__Task requirements__. Compute how many lines in the entries below contain "Target", and output nothing but the number.

__Data supplied__.
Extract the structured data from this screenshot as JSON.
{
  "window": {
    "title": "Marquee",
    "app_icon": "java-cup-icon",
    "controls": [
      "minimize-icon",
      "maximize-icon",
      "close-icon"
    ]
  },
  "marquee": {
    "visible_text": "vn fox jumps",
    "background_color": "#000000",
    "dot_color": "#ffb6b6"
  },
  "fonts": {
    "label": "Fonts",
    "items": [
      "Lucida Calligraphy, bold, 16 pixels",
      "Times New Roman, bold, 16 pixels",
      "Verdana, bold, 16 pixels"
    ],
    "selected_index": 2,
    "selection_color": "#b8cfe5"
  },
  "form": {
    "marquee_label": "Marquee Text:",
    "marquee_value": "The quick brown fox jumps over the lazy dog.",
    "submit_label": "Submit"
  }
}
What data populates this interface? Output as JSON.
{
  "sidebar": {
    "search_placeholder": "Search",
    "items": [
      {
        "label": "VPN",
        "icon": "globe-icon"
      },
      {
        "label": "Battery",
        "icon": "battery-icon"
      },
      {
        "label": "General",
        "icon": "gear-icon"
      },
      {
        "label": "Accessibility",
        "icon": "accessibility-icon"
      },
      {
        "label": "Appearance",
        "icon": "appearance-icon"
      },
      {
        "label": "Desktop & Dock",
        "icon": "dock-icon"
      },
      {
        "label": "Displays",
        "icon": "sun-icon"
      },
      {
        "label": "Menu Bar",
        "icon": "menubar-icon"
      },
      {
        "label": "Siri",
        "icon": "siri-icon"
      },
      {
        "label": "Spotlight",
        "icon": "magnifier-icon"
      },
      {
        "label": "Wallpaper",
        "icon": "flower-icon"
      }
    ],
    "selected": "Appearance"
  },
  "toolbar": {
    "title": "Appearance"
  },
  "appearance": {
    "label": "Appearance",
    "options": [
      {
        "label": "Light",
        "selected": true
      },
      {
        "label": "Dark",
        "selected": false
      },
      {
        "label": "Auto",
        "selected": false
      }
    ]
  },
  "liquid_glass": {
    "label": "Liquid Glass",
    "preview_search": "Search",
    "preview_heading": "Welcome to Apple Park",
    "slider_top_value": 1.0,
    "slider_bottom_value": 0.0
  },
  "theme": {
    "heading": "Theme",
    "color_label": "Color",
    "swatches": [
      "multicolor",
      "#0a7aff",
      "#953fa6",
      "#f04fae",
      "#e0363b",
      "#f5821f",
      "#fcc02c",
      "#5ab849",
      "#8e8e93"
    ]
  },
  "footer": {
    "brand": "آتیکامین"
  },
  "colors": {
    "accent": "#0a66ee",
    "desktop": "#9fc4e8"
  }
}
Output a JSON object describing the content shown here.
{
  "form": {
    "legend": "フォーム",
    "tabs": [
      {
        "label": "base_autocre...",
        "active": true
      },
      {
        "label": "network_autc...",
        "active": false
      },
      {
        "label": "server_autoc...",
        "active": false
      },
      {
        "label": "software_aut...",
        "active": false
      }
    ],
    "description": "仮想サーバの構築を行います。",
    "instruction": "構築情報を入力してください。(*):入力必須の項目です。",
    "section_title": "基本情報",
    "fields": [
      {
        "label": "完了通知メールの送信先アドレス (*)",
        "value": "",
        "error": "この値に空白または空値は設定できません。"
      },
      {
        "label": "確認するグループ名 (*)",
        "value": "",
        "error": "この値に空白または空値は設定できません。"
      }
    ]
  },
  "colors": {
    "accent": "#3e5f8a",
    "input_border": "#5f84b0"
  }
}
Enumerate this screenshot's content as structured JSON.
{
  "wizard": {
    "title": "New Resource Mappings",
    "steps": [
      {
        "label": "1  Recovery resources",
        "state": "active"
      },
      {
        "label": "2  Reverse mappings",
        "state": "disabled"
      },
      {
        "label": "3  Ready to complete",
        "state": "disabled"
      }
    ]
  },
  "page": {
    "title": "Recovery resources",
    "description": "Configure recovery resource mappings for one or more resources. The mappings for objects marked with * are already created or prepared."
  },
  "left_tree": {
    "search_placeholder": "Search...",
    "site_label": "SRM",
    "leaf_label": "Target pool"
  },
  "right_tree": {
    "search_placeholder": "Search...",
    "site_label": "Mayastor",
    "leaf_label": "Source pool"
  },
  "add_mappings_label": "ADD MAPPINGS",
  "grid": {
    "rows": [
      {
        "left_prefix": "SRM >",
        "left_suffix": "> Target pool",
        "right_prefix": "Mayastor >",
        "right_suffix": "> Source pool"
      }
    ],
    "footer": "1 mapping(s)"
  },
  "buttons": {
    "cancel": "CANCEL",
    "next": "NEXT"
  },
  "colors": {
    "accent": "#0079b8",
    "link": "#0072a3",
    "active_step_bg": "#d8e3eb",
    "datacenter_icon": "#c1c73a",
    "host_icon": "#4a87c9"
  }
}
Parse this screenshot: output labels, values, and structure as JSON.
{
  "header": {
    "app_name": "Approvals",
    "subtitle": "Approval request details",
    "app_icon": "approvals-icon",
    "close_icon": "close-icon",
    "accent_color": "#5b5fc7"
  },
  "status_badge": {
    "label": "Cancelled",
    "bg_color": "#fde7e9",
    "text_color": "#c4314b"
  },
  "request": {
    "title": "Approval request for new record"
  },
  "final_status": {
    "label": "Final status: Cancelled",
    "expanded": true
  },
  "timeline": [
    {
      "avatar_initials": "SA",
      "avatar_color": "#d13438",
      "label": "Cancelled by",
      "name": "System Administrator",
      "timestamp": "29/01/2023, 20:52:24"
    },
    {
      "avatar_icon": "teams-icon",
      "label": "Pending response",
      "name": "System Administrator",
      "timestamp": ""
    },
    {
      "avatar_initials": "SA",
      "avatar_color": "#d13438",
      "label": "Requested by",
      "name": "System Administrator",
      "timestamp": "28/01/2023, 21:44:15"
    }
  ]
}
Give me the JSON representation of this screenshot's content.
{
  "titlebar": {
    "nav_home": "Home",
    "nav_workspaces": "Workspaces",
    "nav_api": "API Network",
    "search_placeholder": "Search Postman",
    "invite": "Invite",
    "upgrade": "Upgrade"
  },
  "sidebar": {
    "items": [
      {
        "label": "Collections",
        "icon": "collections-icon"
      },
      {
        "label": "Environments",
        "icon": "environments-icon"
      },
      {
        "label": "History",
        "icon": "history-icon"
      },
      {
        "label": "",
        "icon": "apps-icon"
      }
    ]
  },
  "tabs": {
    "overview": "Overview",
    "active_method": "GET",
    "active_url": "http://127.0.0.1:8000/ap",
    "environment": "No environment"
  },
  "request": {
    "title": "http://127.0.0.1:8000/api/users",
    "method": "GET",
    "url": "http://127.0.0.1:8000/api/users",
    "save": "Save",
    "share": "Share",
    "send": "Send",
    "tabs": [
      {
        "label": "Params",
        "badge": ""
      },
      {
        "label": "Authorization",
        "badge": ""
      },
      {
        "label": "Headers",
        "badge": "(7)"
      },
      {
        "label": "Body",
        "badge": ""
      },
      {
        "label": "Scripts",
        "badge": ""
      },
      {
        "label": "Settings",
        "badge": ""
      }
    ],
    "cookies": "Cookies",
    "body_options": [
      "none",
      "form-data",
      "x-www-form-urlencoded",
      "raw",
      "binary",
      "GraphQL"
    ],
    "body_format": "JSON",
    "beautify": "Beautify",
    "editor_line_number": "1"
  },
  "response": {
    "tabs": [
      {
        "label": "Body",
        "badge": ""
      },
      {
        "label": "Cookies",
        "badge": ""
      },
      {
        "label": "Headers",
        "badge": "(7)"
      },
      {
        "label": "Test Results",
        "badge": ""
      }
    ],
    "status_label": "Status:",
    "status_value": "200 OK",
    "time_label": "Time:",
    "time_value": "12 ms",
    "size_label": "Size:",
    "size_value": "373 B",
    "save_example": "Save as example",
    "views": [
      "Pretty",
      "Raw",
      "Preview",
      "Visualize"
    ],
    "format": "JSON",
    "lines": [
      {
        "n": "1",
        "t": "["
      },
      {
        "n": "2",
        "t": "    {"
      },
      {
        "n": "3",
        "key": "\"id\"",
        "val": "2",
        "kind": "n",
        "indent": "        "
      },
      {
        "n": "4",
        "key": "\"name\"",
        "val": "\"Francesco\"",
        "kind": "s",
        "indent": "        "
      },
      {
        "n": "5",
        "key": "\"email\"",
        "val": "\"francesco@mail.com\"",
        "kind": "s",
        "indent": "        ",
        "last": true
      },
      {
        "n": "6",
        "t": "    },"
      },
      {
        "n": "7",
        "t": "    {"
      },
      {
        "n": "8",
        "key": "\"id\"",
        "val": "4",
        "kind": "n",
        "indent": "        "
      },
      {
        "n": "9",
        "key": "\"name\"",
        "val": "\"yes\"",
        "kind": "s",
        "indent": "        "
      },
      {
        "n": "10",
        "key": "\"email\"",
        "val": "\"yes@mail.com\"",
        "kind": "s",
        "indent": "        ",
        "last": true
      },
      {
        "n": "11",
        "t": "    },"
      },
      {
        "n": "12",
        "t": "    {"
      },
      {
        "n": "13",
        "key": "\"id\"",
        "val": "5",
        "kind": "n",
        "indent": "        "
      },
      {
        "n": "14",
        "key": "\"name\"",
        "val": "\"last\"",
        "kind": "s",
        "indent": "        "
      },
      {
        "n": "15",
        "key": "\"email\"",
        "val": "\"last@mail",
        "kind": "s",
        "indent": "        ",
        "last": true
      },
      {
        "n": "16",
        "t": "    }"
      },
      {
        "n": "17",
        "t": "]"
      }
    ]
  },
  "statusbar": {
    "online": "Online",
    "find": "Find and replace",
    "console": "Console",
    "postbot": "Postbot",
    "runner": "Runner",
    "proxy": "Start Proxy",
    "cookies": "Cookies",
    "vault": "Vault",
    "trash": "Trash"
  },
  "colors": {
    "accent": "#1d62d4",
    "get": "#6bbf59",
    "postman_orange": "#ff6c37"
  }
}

__Result of this task__. 2